The neat orderliness of the officers contrasts with the dirty work that Stasek and Kazmarack have been forced to perform. This scene reveals the line between the high-ranking officers who reap the credit for enemy casualties and the lower-ranking officers and enlisted men who do the grim work of killing and counting bodies. Caputo is a middle man between the higher-ranking officers and the enlisted men. He performs no action and reaps no rewards.
When the briefing ends, General Thompson, Colonel Wheeler, and the other officers emerge from the tent. Caputo salutes them. They walk past him toward the corpses. The general glances at them, then he continues on to the LZ, where his helicopter awaits. Caputo spends the rest of the afternoon doing menial paperwork.
Caputo’s salute is a sign of his obedience to protocol, as well as an indication of his desire for these men’s approval. To them, however, he barely exists. Ironically, they are more interested in the enemy corpses that Caputo furnishes with his endless reports.
Caputo goes to the mess hall for dinner, where he sees Chaplain Ryerson and Milsovic. The chaplain talks to Caputo about the recent loss of another marine and asks Caputo if he thinks the boys are dying for a good reason or because “some officer wants a promotion.” He also talks about the show that the colonel put on for the general earlier that day. The chaplain persists in asking Caputo what the Americans’ purpose is in Vietnam, and Caputo throws up his hands in frustration at the question but still insists that Vietnam is not “that bad a war.” The chaplain reminds Caputo that he and the doctor think in terms of human suffering, not statistics. He mentions the twelve KIA from April in the context of “twelve wrecked homes.” Caputo loses his temper but apologizes when Milsovic intervenes. He finishes eating then goes back to his desk.
The chaplain and Milsovic confront Caputo with the moral problem presented by U.S. intervention in Vietnam, but Caputo clearly does not want to confront it. It would, after all, make his former comrades’ deaths seem as though they occurred for no good reason. When the chaplain tries to contextualize the deaths in terms of the personal impact they will have on families and communities (which is quite distinct from Caputo’s current conception of death within the scoreboard), Caputo loses his temper.
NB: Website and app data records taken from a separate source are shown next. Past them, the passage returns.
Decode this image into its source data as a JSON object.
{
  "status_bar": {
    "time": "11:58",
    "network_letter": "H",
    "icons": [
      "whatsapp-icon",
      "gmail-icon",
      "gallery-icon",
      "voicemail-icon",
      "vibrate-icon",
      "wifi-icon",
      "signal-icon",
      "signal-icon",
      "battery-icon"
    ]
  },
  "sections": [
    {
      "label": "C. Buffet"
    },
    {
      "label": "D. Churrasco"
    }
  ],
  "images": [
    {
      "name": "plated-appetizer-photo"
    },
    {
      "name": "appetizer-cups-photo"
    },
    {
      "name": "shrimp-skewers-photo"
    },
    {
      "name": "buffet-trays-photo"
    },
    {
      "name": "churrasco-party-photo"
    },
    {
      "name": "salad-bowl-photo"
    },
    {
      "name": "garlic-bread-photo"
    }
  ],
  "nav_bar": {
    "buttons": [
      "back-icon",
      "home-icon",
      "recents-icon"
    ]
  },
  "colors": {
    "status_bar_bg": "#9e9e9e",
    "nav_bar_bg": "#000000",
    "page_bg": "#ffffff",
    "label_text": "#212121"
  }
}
It seems that he feels a lack of control over the situation but does not want to consider his role in facilitating it.
Caputo now finds it difficult to work, and the tent is stifling with heat. He knows that much of what Chaplain Ryerson said makes sense. He thinks that the general’s observation of the dead VC was disrespectful. He also thinks that many of the Marine Corps’ tactical operations seem futile and purposeless. He reflects on the chaplain’s mention of “twelve wrecked homes” and contrasts them with the simple tally marks on the colonel’s scoreboard, where that number sits in a different column from the enemy dead. Caputo thinks about Sullivan’s widow in Pennsylvania. He works for a few more hours, has a beer, then goes to bed early. He has late-duty watch that night and knows that he will not get much sleep after midnight, with the howitzers booming all night.
Despite his initial anger, Caputo knows that he would not have reacted so strongly if he was not trying to resist the righteousness of the chaplain’s comments. He is beginning to see that the Marines’ work and sacrifices are not affecting any change in Vietnam. He thinks of how Sullivan’s death will permanently impact the lives of his wife and children, while the high-ranking officers merely regard him as another tally mark. Caputo’s lack of sleep is also negatively impacting him, making him less able to focus and contemplate his situation.